Task:
In the records below, find every line with the word "paint" and copy it.

++++++++

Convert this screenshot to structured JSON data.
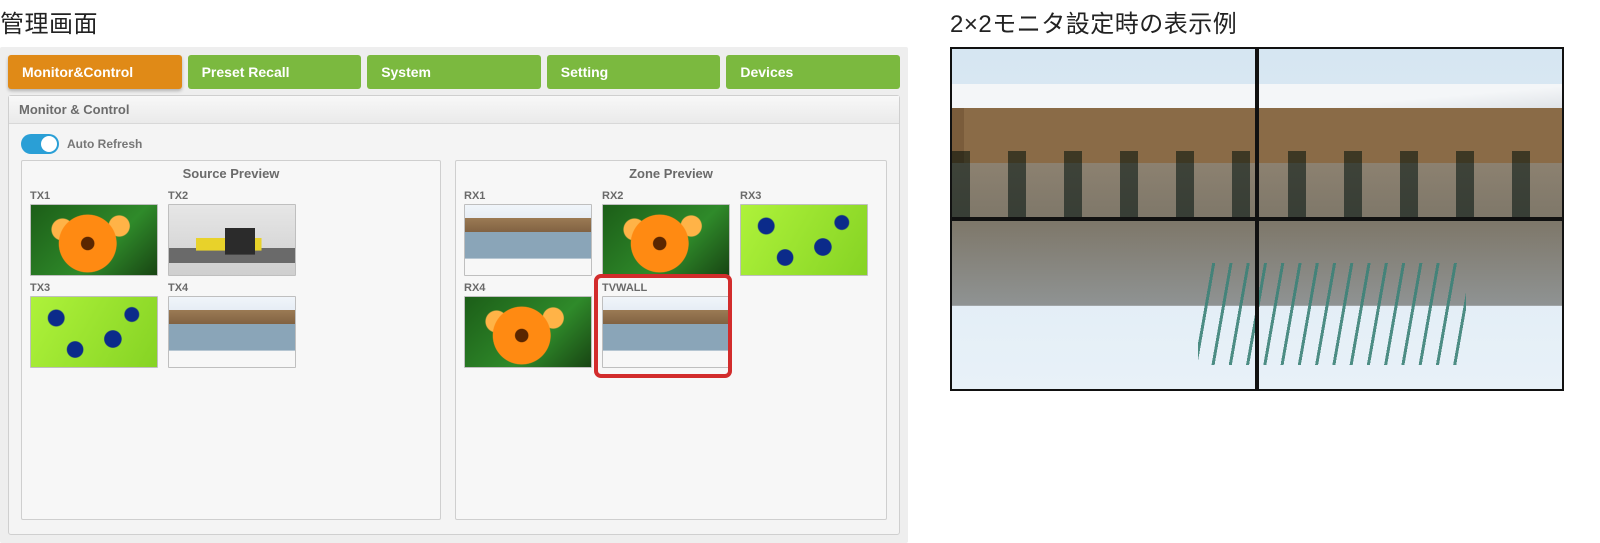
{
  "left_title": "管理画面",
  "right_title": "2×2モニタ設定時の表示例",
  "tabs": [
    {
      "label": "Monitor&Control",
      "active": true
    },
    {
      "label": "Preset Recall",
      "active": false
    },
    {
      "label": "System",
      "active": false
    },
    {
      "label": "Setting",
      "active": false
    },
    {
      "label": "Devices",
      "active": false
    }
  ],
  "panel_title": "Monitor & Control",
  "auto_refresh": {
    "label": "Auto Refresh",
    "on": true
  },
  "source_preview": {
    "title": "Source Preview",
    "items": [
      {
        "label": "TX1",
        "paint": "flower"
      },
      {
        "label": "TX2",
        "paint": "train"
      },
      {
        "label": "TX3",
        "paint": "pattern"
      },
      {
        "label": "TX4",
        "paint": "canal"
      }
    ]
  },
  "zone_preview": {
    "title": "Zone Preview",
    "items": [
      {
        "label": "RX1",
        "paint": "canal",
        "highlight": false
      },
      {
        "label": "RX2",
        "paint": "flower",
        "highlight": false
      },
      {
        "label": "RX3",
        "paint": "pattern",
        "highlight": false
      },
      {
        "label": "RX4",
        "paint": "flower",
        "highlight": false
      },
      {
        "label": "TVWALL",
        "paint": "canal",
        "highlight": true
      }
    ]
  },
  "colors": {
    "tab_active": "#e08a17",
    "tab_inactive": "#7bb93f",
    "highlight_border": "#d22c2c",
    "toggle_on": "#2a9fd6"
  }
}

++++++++

Answer below:
        "paint": "flower"
        "paint": "train"
        "paint": "pattern"
        "paint": "canal"
        "paint": "canal",
        "paint": "flower",
        "paint": "pattern",
        "paint": "flower",
        "paint": "canal",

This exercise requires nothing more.